Language A -- This is one' s first language. For all students at GHS this will be English. It has a literature based syllabus and covers authors from around the world.
Language B -- This is a “learned” language. The aim of this course is to develop listening, speaking, reading, and writing skills. Students at GHS may choose from French, German, Latin or Spanish.
Moderation -- The process by which the internal assessment (which is graded by the teacher) is evaluated by an external assessor appointed by IBO. After a teacher submits internal assessment samples, representing high to low grades, IBCA will compare that teacher and group of students with others, and re-assign all the teacher’s candidates higher or lower grades, or keep them where they are. The purpose of moderation is to see how closely the school matches the external standard, and to determine an accurate evaluation of the student’s work. This is the process whereby the IB Organization maintains high standards and uniformity throughout the world.
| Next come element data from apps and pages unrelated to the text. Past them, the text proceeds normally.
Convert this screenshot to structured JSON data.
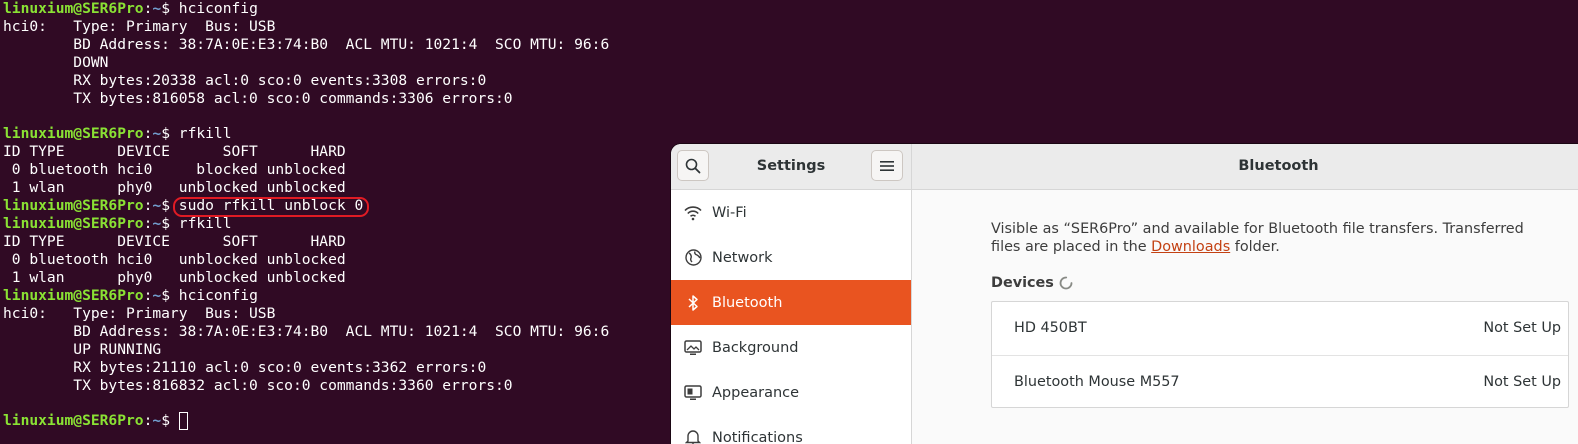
{
  "terminal": {
    "prompt_user": "linuxium@SER6Pro",
    "prompt_path": "~",
    "prompt_symbol": "$",
    "lines": {
      "l0_cmd": "hciconfig",
      "l1": "hci0:   Type: Primary  Bus: USB",
      "l2": "        BD Address: 38:7A:0E:E3:74:B0  ACL MTU: 1021:4  SCO MTU: 96:6",
      "l3": "        DOWN",
      "l4": "        RX bytes:20338 acl:0 sco:0 events:3308 errors:0",
      "l5": "        TX bytes:816058 acl:0 sco:0 commands:3306 errors:0",
      "l7_cmd": "rfkill",
      "l8": "ID TYPE      DEVICE      SOFT      HARD",
      "l9": " 0 bluetooth hci0     blocked unblocked",
      "l10": " 1 wlan      phy0   unblocked unblocked",
      "l11_cmd": "sudo rfkill unblock 0",
      "l12_cmd": "rfkill",
      "l13": "ID TYPE      DEVICE      SOFT      HARD",
      "l14": " 0 bluetooth hci0   unblocked unblocked",
      "l15": " 1 wlan      phy0   unblocked unblocked",
      "l16_cmd": "hciconfig",
      "l17": "hci0:   Type: Primary  Bus: USB",
      "l18": "        BD Address: 38:7A:0E:E3:74:B0  ACL MTU: 1021:4  SCO MTU: 96:6",
      "l19": "        UP RUNNING",
      "l20": "        RX bytes:21110 acl:0 sco:0 events:3362 errors:0",
      "l21": "        TX bytes:816832 acl:0 sco:0 commands:3360 errors:0"
    },
    "colors": {
      "background": "#300a24",
      "prompt_user": "#8ae234",
      "prompt_path": "#729fcf",
      "highlight_ring": "#e01b24"
    }
  },
  "settings": {
    "sidebar_title": "Settings",
    "sidebar_items": [
      {
        "label": "Wi-Fi",
        "icon": "wifi-icon"
      },
      {
        "label": "Network",
        "icon": "network-icon"
      },
      {
        "label": "Bluetooth",
        "icon": "bluetooth-icon",
        "active": true
      },
      {
        "label": "Background",
        "icon": "background-icon"
      },
      {
        "label": "Appearance",
        "icon": "appearance-icon"
      },
      {
        "label": "Notifications",
        "icon": "notifications-icon"
      }
    ],
    "page_title": "Bluetooth",
    "bluetooth_enabled": true,
    "close_symbol": "–",
    "description_pre": "Visible as “SER6Pro” and available for Bluetooth file transfers. Transferred files are placed in the ",
    "description_link": "Downloads",
    "description_post": " folder.",
    "devices_label": "Devices",
    "devices": [
      {
        "name": "HD 450BT",
        "status": "Not Set Up"
      },
      {
        "name": "Bluetooth Mouse M557",
        "status": "Not Set Up"
      }
    ],
    "colors": {
      "accent": "#e95420",
      "link": "#c34113"
    }
  }
}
Oral Commentary -- In English and second languages, an oral presentation by each student is recorded for internal assessment. Samples of the resulting recording are sent by the teacher for moderation of all scores.
Predicted grades -- Teachers submit scores to IBO that they think the students will ultimately earn from their total IB assessment. This is another way in which the teacher can see, when actual scores arrive, whether or not their thinking is in line with the International Baccalaureate Organization.
Pre-IB program -- This is a course of accelerated studies for 9th and 10th grade students. This program is designed by the individual school to prepare students for IB in 11th and 12th grade. Beyond expecting that the school will undertake this preparation, the IB has no particular requirements or assessments for 9th and 10th graders.
Scores -- Students earn a single score ranging from “1-7” for each IB subject exam taken. The scores indicate a level of achievement compared with students around the world. Diploma candidates must accumulate a minimum of 24 points, out of a possible 45 points, to earn the diploma. A 1 is low; a 7 is high, indicating excellent or exceptional work.
Standard Level (SL) -- An IB course that must be taught over a minimum of 150 hours of instruction. Standard Level exams are usually a little shorter or less conceptual or analytical than Higher Level exams, but the standard level is generally still more difficult in content and skills than Advanced Placement courses. An SL level course may be examined at the end of Grade 11, if the school chooses.
Theory of Knowledge (TOK) -- A course required of Diploma candidates in every school in the world, in which the concept of knowledge -- its worth, veracity, and forms -- is considered. One essay is required for outside assessment; the class teacher assesses the other assignments or projects.